Light moves through a fiber and stimulates the metal electrons in nanotip into collective oscillations called surface plasmons, assisting electrons to leave the tip. This simple electron nano-gun can be made more versatile via different forms of material composition and structuring. Credit: Ali Passian/ORNL, U.S. Dept. of Energy

Scientists at ORNL and the University of Nebraska have developed an easier way to generate electrons for nanoscale imaging and sensing, providing a useful new tool for material science, bioimaging and fundamental quantum research.

Kübra Yeter-Aydeniz

Kübra Yeter-Aydeniz, a postdoctoral researcher, was recently named the Turkish Women in Science group’s “Scientist of the Week.”

ORNL Technical Assistance Program

Experts at the Department of Energy’s Oak Ridge National Laboratory are now offering short-term technical and scientific assistance to entities working to combat the coronavirus through the COVID-19 Technical Assistance Program, an initiative of DOE’s Office of Technology Transitions.

ORNL researchers developed a quantum, or squeezed, light approach for atomic force microscopy that enables measurement of signals otherwise buried by noise. Credit: Raphael Pooser/ORNL, U.S. Dept. of Energy

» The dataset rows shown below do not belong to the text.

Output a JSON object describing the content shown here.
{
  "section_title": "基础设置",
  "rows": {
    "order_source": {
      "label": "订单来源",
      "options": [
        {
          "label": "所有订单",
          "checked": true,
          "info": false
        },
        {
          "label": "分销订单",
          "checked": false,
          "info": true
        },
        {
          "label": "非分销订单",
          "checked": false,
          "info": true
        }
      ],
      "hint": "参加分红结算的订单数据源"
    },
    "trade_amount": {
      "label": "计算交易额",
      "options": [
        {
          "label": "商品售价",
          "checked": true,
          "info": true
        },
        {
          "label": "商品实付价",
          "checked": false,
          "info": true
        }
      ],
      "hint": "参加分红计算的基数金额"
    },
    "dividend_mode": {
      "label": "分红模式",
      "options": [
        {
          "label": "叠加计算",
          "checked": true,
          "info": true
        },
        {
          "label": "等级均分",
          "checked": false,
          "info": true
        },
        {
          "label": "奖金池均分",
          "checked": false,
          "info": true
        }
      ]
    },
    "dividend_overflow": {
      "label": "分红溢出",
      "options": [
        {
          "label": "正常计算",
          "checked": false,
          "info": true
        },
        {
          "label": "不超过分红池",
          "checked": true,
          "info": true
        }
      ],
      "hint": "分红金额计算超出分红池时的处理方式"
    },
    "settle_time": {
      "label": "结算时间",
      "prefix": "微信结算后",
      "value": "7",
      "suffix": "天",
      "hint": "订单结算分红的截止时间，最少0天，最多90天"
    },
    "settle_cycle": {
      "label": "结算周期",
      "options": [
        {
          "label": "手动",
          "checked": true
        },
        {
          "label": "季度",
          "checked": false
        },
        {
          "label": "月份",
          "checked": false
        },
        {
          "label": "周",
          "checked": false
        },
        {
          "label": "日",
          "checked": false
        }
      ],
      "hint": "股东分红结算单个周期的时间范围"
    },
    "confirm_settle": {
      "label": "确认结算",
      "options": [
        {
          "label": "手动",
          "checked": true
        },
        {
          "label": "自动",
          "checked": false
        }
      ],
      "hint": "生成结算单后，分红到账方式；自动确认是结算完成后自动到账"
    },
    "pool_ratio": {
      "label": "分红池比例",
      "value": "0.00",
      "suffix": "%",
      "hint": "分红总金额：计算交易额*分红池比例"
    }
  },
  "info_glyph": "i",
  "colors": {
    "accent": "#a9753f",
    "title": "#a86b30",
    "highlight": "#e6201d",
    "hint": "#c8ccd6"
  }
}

Researchers at ORNL used quantum optics to advance state-of-the-art microscopy and illuminate a path to detecting material properties with greater sensitivity than is possible with traditional tools.